> **Task statement**
Return each line below holding the string "Windows".

[Web page and app entries]
Start of Block

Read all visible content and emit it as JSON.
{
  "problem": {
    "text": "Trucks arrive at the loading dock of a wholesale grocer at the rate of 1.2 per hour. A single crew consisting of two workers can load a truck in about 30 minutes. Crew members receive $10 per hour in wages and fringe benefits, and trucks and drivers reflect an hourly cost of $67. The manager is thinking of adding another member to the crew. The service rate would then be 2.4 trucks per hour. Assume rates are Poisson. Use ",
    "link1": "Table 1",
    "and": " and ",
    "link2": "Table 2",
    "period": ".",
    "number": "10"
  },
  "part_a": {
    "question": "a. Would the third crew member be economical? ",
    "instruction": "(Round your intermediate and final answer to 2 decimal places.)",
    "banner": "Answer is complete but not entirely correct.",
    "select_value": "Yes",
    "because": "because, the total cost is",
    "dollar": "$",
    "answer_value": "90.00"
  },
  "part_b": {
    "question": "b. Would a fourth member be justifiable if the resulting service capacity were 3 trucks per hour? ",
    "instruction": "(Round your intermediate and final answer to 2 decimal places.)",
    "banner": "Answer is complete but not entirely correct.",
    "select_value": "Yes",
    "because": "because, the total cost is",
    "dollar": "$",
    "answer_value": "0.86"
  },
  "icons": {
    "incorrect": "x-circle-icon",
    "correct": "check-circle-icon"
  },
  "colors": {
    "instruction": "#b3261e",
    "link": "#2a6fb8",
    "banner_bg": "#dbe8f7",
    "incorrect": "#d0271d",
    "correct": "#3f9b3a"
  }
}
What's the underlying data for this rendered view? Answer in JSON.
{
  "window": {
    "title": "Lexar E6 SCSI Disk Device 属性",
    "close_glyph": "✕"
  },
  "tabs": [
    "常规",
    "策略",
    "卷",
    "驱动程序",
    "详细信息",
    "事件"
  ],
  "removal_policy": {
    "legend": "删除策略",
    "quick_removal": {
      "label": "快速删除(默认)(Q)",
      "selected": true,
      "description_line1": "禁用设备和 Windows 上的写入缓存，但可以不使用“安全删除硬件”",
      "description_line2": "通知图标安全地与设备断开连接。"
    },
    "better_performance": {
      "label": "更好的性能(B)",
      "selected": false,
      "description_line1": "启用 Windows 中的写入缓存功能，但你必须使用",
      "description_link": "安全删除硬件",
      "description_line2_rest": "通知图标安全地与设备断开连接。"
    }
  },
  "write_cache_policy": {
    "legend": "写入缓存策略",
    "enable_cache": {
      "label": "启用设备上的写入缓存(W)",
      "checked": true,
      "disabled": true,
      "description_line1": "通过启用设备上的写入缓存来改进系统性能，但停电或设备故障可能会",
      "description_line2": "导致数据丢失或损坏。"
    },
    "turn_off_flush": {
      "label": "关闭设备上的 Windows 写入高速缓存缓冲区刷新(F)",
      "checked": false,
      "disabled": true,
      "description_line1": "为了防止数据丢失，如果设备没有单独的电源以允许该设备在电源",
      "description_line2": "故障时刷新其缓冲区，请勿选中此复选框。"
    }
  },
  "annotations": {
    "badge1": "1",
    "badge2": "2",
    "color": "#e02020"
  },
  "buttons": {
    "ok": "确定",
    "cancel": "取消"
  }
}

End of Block

> **Final answer**
      "description_line1": "禁用设备和 Windows 上的写入缓存，但可以不使用“安全删除硬件”",
      "description_line1": "启用 Windows 中的写入缓存功能，但你必须使用",
      "label": "关闭设备上的 Windows 写入高速缓存缓冲区刷新(F)",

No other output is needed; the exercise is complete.